Prompt
An exact copy of every record below is needed, with all pictures removed.

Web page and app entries
◆ ◆ ◆ ◆

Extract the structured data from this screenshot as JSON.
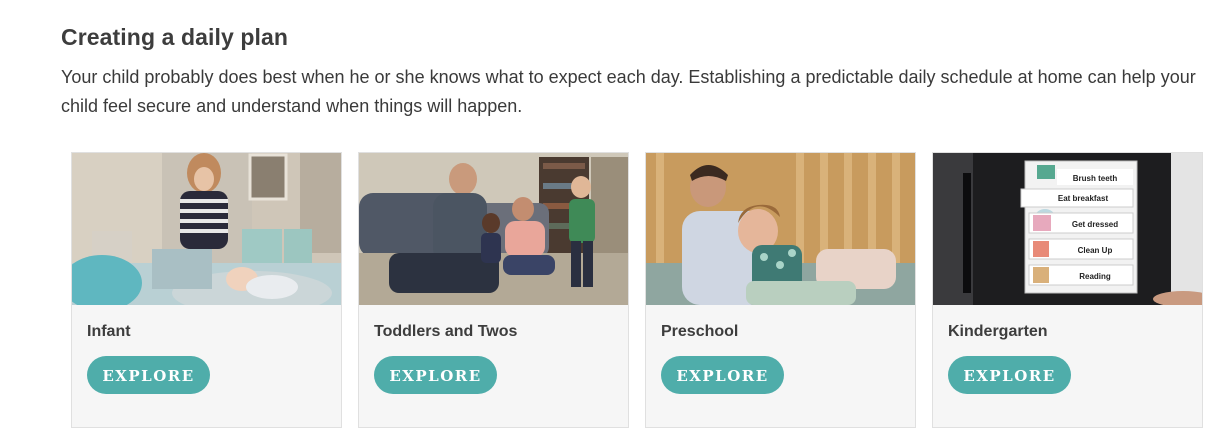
{
  "section": {
    "title": "Creating a daily plan",
    "intro": "Your child probably does best when he or she knows what to expect each day. Establishing a predictable daily schedule at home can help your child feel secure and understand when things will happen."
  },
  "cards": [
    {
      "label": "Infant",
      "button": "EXPLORE"
    },
    {
      "label": "Toddlers and Twos",
      "button": "EXPLORE"
    },
    {
      "label": "Preschool",
      "button": "EXPLORE"
    },
    {
      "label": "Kindergarten",
      "button": "EXPLORE"
    }
  ],
  "chart_strips": [
    "Brush teeth",
    "Eat breakfast",
    "Get dressed",
    "Clean Up",
    "Reading"
  ],
  "colors": {
    "accent": "#4fadaa",
    "card_bg": "#f6f6f6",
    "text": "#3a3a3a"
  }
}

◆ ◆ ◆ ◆

Response to this exercise
Extract the structured data from this screenshot as JSON.
{
  "section": {
    "title": "Creating a daily plan",
    "intro": "Your child probably does best when he or she knows what to expect each day. Establishing a predictable daily schedule at home can help your child feel secure and understand when things will happen."
  },
  "cards": [
    {
      "label": "Infant",
      "button": "EXPLORE"
    },
    {
      "label": "Toddlers and Twos",
      "button": "EXPLORE"
    },
    {
      "label": "Preschool",
      "button": "EXPLORE"
    },
    {
      "label": "Kindergarten",
      "button": "EXPLORE"
    }
  ],
  "chart_strips": [
    "Brush teeth",
    "Eat breakfast",
    "Get dressed",
    "Clean Up",
    "Reading"
  ],
  "colors": {
    "accent": "#4fadaa",
    "card_bg": "#f6f6f6",
    "text": "#3a3a3a"
  }
}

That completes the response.